• Exercise aim:
Sort through the listing below and keep each line with the word "segment". Copy those.

BEGIN

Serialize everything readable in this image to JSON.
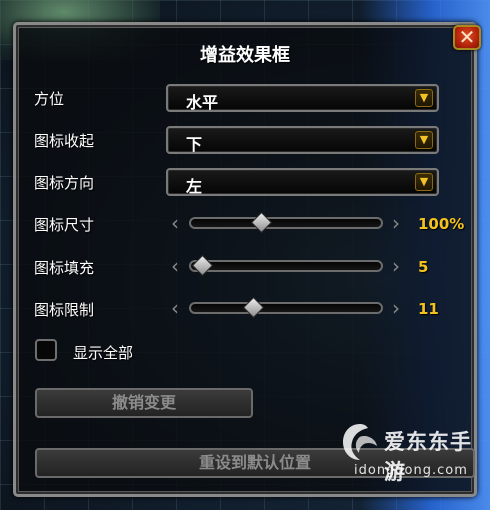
{
  "frame": {
    "title": "增益效果框",
    "close_label": "✕"
  },
  "rows": {
    "position": {
      "label": "方位",
      "value": "水平"
    },
    "collapse": {
      "label": "图标收起",
      "value": "下"
    },
    "direction": {
      "label": "图标方向",
      "value": "左"
    },
    "size": {
      "label": "图标尺寸",
      "value_text": "100%",
      "fraction": 0.36
    },
    "fill": {
      "label": "图标填充",
      "value_text": "5",
      "fraction": 0.04
    },
    "limit": {
      "label": "图标限制",
      "value_text": "11",
      "fraction": 0.32
    }
  },
  "show_all": {
    "label": "显示全部",
    "checked": false
  },
  "buttons": {
    "revert": "撤销变更",
    "reset": "重设到默认位置"
  },
  "watermark": {
    "brand": "爱东东手游",
    "domain": "idongdong.com"
  },
  "colors": {
    "value_gold": "#f4c21f",
    "close_red": "#c8300f",
    "disabled_text": "#8b8b8b"
  }
}
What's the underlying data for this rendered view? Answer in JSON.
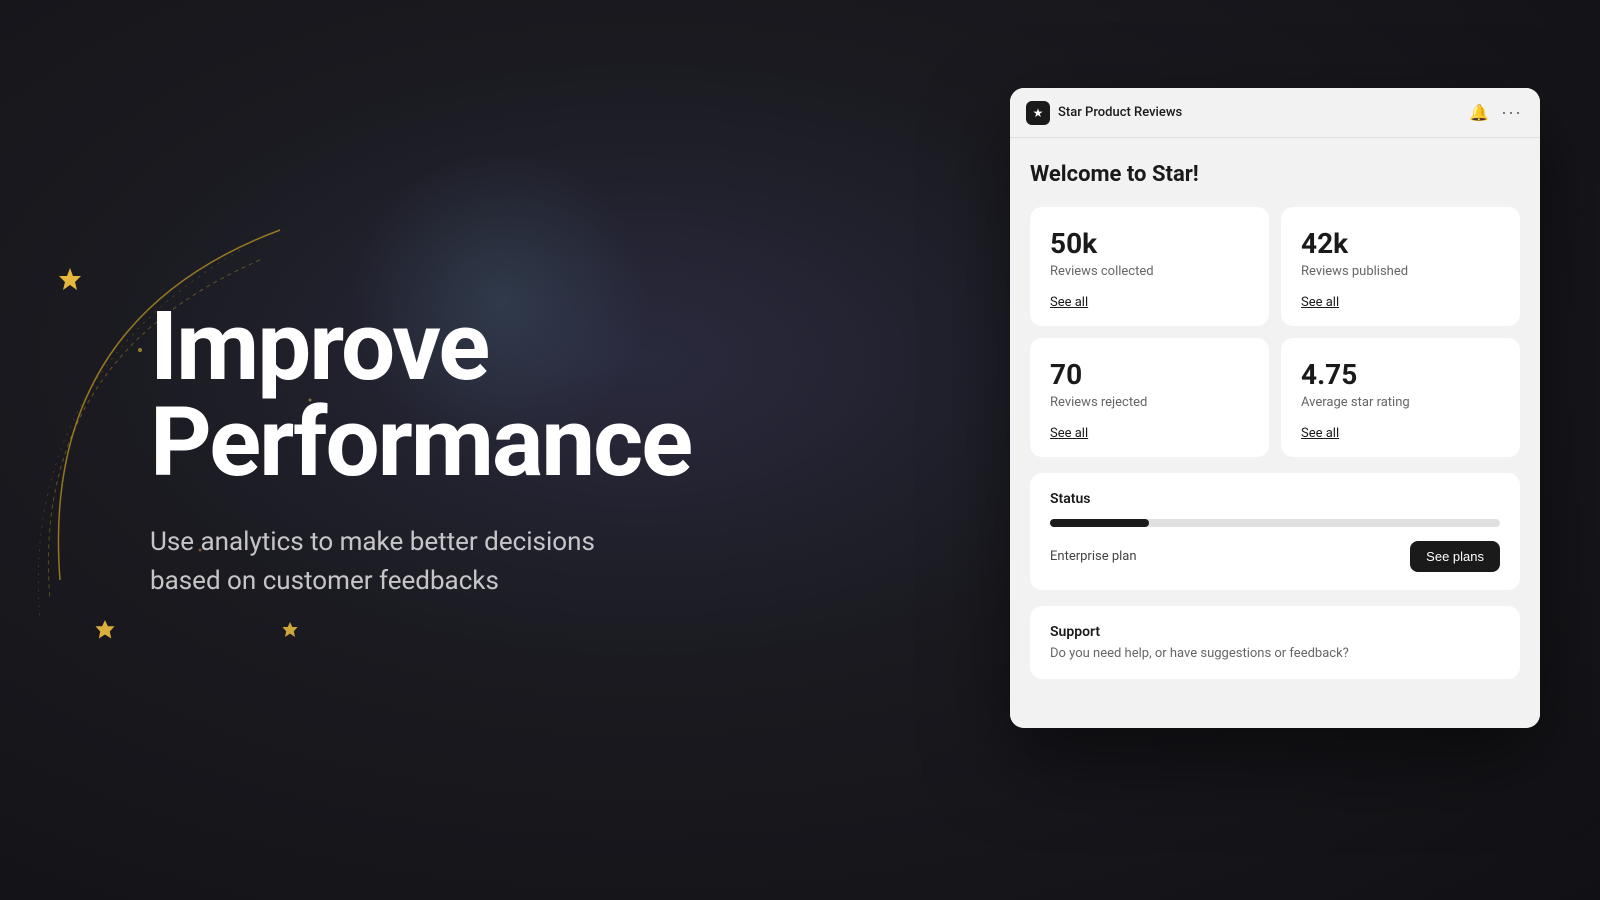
{
  "background": {
    "color": "#1a1a1f"
  },
  "hero": {
    "title_line1": "Improve",
    "title_line2": "Performance",
    "subtitle": "Use analytics to make better decisions based on customer feedbacks"
  },
  "app_window": {
    "title": "Star Product Reviews",
    "welcome": "Welcome to Star!",
    "bell_icon": "🔔",
    "more_icon": "⋯",
    "stats": [
      {
        "value": "50k",
        "label": "Reviews collected",
        "link": "See all"
      },
      {
        "value": "42k",
        "label": "Reviews published",
        "link": "See all"
      },
      {
        "value": "70",
        "label": "Reviews rejected",
        "link": "See all"
      },
      {
        "value": "4.75",
        "label": "Average star rating",
        "link": "See all"
      }
    ],
    "status": {
      "label": "Status",
      "progress_percent": 22,
      "plan": "Enterprise plan",
      "see_plans_btn": "See plans"
    },
    "support": {
      "title": "Support",
      "text": "Do you need help, or have suggestions or feedback?"
    }
  },
  "decorative": {
    "star_color": "#f0c040",
    "arc_color": "#c8a020"
  }
}
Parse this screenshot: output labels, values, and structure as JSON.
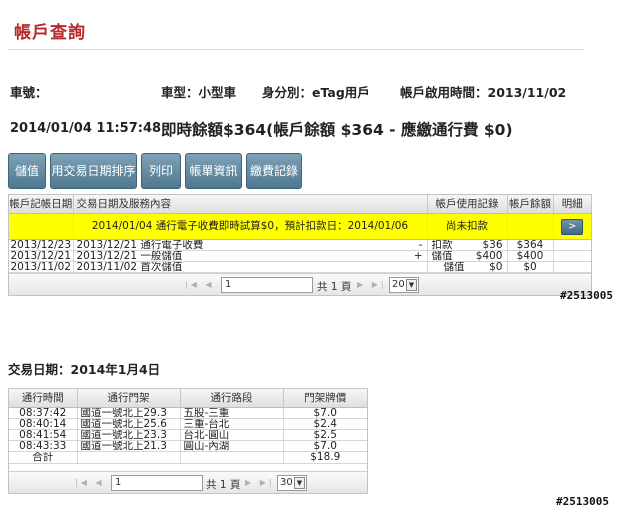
{
  "header": {
    "title": "帳戶查詢"
  },
  "info": {
    "plate_label": "車號：",
    "vehicle_type": "車型：小型車",
    "identity": "身分別：eTag用戶",
    "activation": "帳戶啟用時間：2013/11/02",
    "timestamp": "2014/01/04 11:57:48",
    "balance_text": "即時餘額$364(帳戶餘額 $364 - 應繳通行費 $0)"
  },
  "toolbar": {
    "topup": "儲值",
    "sort_by_date": "用交易日期排序",
    "print": "列印",
    "billing_info": "帳單資訊",
    "payment_records": "繳費記錄"
  },
  "account_grid": {
    "headers": [
      "帳戶記帳日期",
      "交易日期及服務內容",
      "帳戶使用記錄",
      "帳戶餘額",
      "明細"
    ],
    "pending_row": {
      "description": "2014/01/04 通行電子收費即時試算$0，預計扣款日：2014/01/06",
      "status": "尚未扣款",
      "detail_button": ">"
    },
    "rows": [
      {
        "post_date": "2013/12/23",
        "desc": "2013/12/21 通行電子收費",
        "sign": "-",
        "type": "扣款",
        "amount": "$36",
        "balance": "$364"
      },
      {
        "post_date": "2013/12/21",
        "desc": "2013/12/21 一般儲值",
        "sign": "+",
        "type": "儲值",
        "amount": "$400",
        "balance": "$400"
      },
      {
        "post_date": "2013/11/02",
        "desc": "2013/11/02 首次儲值",
        "sign": "",
        "type": "儲值",
        "amount": "$0",
        "balance": "$0"
      }
    ],
    "pager": {
      "page": "1",
      "total": "共 1 頁",
      "page_size": "20"
    }
  },
  "watermark": "#2513005",
  "transactions": {
    "date_label": "交易日期：2014年1月4日",
    "headers": [
      "通行時間",
      "通行門架",
      "通行路段",
      "門架牌價"
    ],
    "rows": [
      {
        "time": "08:37:42",
        "gantry": "國道一號北上29.3",
        "segment": "五股-三重",
        "price": "$7.0"
      },
      {
        "time": "08:40:14",
        "gantry": "國道一號北上25.6",
        "segment": "三重-台北",
        "price": "$2.4"
      },
      {
        "time": "08:41:54",
        "gantry": "國道一號北上23.3",
        "segment": "台北-圓山",
        "price": "$2.5"
      },
      {
        "time": "08:43:33",
        "gantry": "國道一號北上21.3",
        "segment": "圓山-內湖",
        "price": "$7.0"
      }
    ],
    "total_label": "合計",
    "total_value": "$18.9",
    "pager": {
      "page": "1",
      "total": "共 1 頁",
      "page_size": "30"
    }
  }
}
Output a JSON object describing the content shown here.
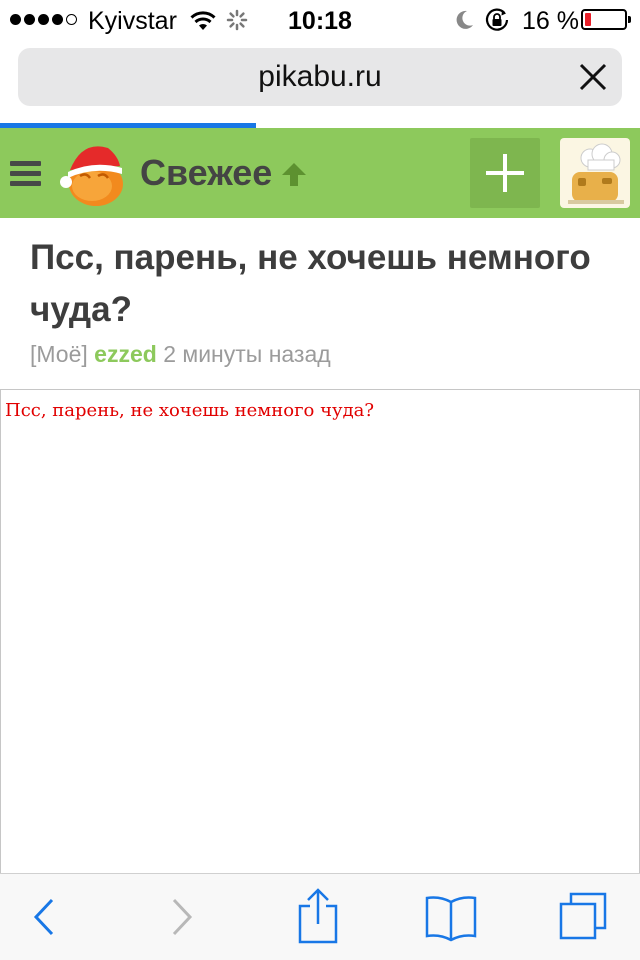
{
  "status_bar": {
    "carrier": "Kyivstar",
    "time": "10:18",
    "battery_text": "16 %",
    "battery_level": 0.16,
    "signal_dots": 5,
    "signal_filled": 4
  },
  "browser": {
    "url": "pikabu.ru",
    "load_progress": 0.4
  },
  "header": {
    "section_title": "Свежее"
  },
  "post": {
    "title": "Псс, парень, не хочешь немного чуда?",
    "tag": "[Моё]",
    "author": "ezzed",
    "time_ago": "2 минуты назад",
    "embed_text": "Псс, парень, не хочешь немного чуда?"
  },
  "colors": {
    "header_green": "#8dc95c",
    "author_green": "#8dc95c",
    "embed_red": "#e10000",
    "ios_blue": "#1877e6"
  },
  "icons": {
    "menu": "hamburger-icon",
    "logo": "pikabu-santa-logo",
    "add": "plus-icon",
    "back": "chevron-left-icon",
    "forward": "chevron-right-icon",
    "share": "share-icon",
    "bookmarks": "book-icon",
    "tabs": "tabs-icon"
  }
}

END

• Answer for this exercise:
        "segment": "五股-三重",
        "segment": "三重-台北",
        "segment": "台北-圓山",
        "segment": "圓山-內湖",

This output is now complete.